A chilly wind whipped across the bay, ruffling the roof of the giant marquee that had materialised on the edge of Singleton Park, but the atmosphere inside couldn’t have been warmer as the Swansea section of the “Red wall” roared their support for the Welsh football team.
“Amazing, isn’t it?” said diehard supporter Paul Cullen, 34, drinking in the sights and sounds of a vibrant fan park with his three young sons, all of whom play for the Swansea academy. “This competition is massive for Wales. We are the smallest nation in our group but that doesn’t mean a thing when you have fight and passion and belief. I love it.”
When Gareth Bale equalised against the USA in Cymru’s first game at the World Cup finals since 1958, the fan park erupted. Strangers hugged, kissed and danced. The polite notices not to throw beer into the air were roundly ignored. The game ended 1-1 but few left disappointed.
“This means so much,” said a dewy-eyed Paul Carroll, 40. “I may never see the like of this tournament with my kids again. It’s the best feeling. I’m so proud.”
Just being at the World Cup after so many decades felt like a win. Before kick-off fans had jumped on tables and joined in ear-bashing versions of Tom Jones’ Delilah and Yma o Hyd (Still Here), the defiant Welsh language folk song that has been adopted by the squad and has become a fan favourite.
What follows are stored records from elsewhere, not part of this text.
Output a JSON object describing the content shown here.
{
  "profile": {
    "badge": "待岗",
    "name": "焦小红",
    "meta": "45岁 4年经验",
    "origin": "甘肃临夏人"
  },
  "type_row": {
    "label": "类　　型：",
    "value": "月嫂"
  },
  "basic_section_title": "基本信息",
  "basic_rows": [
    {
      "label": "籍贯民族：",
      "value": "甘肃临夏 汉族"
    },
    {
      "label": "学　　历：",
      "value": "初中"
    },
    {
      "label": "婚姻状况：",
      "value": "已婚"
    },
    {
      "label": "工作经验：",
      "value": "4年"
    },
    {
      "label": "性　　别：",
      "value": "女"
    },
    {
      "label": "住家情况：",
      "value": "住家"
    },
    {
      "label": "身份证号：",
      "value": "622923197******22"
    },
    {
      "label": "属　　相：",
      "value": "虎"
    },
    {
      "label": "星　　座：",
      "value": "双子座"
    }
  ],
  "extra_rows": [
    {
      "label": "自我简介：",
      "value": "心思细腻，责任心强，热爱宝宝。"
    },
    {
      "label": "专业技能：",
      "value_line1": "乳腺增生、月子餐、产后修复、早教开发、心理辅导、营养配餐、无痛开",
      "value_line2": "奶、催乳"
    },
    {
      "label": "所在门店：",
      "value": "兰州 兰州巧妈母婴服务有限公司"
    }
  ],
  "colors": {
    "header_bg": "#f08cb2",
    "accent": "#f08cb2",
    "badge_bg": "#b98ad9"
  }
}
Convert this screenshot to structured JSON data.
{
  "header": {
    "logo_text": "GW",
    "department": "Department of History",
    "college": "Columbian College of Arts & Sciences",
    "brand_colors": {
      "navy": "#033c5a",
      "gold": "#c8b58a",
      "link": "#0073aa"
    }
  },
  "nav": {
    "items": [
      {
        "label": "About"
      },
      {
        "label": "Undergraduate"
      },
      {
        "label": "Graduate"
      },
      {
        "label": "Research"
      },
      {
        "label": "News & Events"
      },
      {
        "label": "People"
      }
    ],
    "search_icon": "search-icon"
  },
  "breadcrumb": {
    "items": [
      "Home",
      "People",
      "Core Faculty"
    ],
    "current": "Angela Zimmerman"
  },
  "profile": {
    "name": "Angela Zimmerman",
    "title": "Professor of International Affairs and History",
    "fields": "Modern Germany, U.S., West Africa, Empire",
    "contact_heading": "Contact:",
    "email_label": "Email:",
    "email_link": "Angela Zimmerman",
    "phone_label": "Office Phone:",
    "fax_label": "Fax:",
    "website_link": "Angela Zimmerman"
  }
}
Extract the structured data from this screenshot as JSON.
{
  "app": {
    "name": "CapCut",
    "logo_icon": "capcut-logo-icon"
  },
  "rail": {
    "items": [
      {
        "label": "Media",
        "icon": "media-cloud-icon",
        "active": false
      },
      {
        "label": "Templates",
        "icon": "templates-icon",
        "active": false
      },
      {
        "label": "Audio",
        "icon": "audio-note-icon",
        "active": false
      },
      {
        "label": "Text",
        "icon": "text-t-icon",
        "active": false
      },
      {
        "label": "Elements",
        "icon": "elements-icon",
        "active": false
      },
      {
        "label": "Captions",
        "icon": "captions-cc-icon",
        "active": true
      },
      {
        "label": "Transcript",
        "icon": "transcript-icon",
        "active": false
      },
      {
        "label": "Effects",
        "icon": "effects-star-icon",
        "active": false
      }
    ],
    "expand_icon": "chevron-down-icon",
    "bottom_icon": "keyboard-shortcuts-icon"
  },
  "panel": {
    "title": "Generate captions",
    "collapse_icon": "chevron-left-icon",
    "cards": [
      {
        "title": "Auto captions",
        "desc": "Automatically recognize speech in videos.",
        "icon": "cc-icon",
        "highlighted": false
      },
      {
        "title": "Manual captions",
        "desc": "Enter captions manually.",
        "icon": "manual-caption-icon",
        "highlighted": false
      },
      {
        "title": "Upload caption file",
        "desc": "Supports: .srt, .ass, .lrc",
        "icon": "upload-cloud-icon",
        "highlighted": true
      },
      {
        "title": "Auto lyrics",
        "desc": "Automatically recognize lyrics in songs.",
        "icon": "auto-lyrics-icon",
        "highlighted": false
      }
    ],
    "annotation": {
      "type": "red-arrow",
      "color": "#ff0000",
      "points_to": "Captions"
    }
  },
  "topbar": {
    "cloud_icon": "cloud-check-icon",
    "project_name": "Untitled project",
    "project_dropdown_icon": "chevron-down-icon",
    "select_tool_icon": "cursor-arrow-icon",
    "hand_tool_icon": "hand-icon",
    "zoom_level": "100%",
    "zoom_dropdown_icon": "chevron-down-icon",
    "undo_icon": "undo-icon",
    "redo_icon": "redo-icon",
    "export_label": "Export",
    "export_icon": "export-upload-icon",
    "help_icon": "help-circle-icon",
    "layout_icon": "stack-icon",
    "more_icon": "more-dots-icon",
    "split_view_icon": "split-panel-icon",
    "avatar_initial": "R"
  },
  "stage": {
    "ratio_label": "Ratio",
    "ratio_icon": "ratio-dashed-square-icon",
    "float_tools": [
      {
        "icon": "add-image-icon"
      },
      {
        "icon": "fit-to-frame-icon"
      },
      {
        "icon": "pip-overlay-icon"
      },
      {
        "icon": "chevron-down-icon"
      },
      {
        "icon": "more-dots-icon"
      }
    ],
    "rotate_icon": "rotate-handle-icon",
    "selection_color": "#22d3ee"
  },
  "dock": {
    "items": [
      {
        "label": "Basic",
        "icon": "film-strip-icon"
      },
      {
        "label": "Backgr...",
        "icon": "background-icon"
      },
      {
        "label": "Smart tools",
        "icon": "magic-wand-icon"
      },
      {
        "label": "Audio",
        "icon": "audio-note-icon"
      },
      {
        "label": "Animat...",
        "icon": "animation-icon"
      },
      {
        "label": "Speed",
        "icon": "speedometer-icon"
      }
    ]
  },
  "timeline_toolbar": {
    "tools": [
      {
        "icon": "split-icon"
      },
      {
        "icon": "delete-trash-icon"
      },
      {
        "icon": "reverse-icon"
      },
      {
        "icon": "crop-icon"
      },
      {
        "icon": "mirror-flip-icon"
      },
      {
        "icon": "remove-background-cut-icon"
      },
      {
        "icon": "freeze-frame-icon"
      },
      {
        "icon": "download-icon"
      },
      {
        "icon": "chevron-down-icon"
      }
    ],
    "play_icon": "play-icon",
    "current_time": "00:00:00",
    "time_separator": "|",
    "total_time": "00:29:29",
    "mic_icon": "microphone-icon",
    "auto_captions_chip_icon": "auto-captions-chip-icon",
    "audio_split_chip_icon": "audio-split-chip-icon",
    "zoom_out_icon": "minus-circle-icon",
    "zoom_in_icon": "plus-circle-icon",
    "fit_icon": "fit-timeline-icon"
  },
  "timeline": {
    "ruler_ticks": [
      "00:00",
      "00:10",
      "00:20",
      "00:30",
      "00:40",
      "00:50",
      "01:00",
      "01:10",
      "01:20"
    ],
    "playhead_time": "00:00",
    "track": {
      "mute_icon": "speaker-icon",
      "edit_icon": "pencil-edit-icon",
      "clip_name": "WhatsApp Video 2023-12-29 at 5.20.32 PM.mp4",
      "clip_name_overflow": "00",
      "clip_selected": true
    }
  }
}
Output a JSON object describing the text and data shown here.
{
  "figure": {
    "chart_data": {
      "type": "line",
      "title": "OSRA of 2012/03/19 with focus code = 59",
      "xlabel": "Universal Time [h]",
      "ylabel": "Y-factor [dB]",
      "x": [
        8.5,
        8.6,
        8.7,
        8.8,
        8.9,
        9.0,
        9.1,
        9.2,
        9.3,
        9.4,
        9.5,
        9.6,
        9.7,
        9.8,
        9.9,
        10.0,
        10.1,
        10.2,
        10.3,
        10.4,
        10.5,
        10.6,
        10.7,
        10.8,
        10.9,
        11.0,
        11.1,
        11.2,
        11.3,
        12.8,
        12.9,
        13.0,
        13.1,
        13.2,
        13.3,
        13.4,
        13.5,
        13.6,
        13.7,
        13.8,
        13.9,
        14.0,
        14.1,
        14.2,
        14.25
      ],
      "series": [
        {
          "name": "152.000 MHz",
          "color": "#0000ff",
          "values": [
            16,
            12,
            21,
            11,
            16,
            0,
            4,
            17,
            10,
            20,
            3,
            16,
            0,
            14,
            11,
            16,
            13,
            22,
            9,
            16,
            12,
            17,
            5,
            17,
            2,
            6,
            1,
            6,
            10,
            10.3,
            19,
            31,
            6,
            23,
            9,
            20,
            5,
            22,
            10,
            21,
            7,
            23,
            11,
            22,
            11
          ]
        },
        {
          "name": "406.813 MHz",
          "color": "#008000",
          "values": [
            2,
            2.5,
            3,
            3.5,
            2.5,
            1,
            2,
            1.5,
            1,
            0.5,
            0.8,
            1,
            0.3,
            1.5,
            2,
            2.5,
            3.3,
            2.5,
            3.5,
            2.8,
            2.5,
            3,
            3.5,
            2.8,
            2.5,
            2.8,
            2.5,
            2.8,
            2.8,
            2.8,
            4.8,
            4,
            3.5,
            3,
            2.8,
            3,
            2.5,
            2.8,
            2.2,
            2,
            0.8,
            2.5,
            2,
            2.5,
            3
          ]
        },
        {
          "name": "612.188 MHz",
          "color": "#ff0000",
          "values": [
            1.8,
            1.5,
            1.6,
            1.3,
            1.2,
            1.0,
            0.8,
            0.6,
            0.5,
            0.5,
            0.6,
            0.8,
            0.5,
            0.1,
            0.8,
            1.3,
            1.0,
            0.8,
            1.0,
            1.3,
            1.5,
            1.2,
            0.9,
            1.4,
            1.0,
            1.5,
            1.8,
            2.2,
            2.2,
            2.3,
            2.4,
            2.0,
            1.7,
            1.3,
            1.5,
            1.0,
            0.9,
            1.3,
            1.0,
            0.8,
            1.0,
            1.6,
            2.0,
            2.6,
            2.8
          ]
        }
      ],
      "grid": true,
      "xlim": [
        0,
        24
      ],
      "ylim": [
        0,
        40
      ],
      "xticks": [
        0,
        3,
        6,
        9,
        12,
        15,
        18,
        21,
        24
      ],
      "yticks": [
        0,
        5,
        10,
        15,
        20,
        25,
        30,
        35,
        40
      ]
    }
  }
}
The rendition of the national anthem threatened to do more damage to the tent roof than the bitter wind ever could, as 2,000 fans here – and 3 million more across the nation – united in song.
Some wore lucky shirts that they vowed to keep on throughout the group stage no matter the beer or sweat stains. Others followed rituals they hoped would bring fortune – the same pub, the same curry house they went to during Wales’s qualification campaign.
There were few here who could remember Wales’s 1958 World Cup adventure (they lost in the quarter-final to Pelé’s Brazil). Alun Jenkins, 75, was around but he said he had just failed his 11-plus. “So I had other things on my mind. I don’t think it was such a big deal then.”
It’s certainly a big deal now.
The former Welsh goalkeeper, Neville Southall, who was in attendance to launch this Swansea fan park, said he hoped the World Cup would raise the mood of the nation. “It’s good for the people to have some hope, some joy in these pretty gloomy times,” he said.
Southall did not shy away from the sensitive issues, criticising Fifa for threatening to sanction players who wear the OneLove armband: “Why penalise someone promoting inclusivity? Football is for everybody.”
It felt a little bit worse when Laura McAllister, professor of public policy at Cardiff University and a former captain of the Welsh women’s football team, tweeted from Qatar that her rainbow bucket hat had been confiscated. “We will continue to stand up for our values,” she said.
Ahead of kick-off, McAllister had explained the importance of the World Cup for Wales. “The whole Welsh football scene has been a reflection of a new self-confidence in the nation, especially among younger people,” she said.
“This gives us a chance to show what our strengths, our USP are. It’s a huge platform. We will be doing everything we can not just to win games but to leverage as much profile and awareness and knowledge.”
Evie Jones, 18, left the Swansea marquee beaming. “We’ve got the best flag, the best anthem, the best fans. I can’t wait for the next game.”